▶ _MATERIAL FOR THIS EXERCISE_:
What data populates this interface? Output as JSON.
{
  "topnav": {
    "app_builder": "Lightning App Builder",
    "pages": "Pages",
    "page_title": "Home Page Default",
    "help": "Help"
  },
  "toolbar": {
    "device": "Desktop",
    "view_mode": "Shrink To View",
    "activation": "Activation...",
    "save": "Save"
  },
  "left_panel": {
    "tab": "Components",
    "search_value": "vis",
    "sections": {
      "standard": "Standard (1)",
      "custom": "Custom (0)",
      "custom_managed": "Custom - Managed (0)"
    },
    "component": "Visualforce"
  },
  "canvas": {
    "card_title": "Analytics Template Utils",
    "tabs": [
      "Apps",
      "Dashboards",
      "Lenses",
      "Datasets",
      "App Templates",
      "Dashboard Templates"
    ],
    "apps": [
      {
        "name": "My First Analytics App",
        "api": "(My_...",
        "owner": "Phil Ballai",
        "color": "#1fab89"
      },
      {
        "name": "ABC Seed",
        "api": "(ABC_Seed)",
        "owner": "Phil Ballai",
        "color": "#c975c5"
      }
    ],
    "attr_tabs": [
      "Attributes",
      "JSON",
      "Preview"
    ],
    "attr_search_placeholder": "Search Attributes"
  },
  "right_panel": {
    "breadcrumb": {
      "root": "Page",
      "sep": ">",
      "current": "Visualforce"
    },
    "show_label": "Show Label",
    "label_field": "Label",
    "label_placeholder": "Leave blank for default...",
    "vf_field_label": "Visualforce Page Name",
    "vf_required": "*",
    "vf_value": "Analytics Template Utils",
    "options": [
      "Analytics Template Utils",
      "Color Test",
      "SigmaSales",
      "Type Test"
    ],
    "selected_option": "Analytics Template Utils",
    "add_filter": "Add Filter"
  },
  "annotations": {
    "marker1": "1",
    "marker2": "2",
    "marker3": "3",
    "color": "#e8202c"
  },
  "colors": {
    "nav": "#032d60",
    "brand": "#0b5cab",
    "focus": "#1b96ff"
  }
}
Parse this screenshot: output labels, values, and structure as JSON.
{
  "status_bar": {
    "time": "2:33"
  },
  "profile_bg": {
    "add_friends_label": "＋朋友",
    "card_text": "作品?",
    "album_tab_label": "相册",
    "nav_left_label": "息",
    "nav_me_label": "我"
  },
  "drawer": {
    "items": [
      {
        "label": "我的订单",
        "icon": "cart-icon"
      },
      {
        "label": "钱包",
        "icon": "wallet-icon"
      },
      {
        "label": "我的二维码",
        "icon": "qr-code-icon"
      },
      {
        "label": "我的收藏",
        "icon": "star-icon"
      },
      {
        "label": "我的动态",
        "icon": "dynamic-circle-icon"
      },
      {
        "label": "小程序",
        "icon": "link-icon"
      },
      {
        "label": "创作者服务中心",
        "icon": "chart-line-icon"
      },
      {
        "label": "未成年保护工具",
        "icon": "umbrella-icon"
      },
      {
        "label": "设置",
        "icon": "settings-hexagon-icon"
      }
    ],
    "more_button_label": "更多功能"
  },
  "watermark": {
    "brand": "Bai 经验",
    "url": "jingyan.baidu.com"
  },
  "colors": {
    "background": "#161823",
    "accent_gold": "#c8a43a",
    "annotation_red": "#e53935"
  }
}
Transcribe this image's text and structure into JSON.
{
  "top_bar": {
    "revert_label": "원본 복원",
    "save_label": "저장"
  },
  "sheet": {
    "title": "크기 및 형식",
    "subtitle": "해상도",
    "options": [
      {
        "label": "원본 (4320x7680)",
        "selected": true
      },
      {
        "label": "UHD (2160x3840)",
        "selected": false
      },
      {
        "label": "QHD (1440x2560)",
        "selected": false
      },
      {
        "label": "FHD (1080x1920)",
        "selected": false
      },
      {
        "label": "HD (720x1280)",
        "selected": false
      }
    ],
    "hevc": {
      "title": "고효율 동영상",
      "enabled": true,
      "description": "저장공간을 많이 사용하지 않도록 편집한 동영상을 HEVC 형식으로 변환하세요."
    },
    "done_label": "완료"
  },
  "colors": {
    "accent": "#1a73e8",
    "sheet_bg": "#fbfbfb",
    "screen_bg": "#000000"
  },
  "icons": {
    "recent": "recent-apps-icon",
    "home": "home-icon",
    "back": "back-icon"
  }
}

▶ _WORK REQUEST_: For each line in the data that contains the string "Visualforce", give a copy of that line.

▶ _RESULT OF THE EXERCISE_:
    "component": "Visualforce"
      "current": "Visualforce"
    "vf_field_label": "Visualforce Page Name",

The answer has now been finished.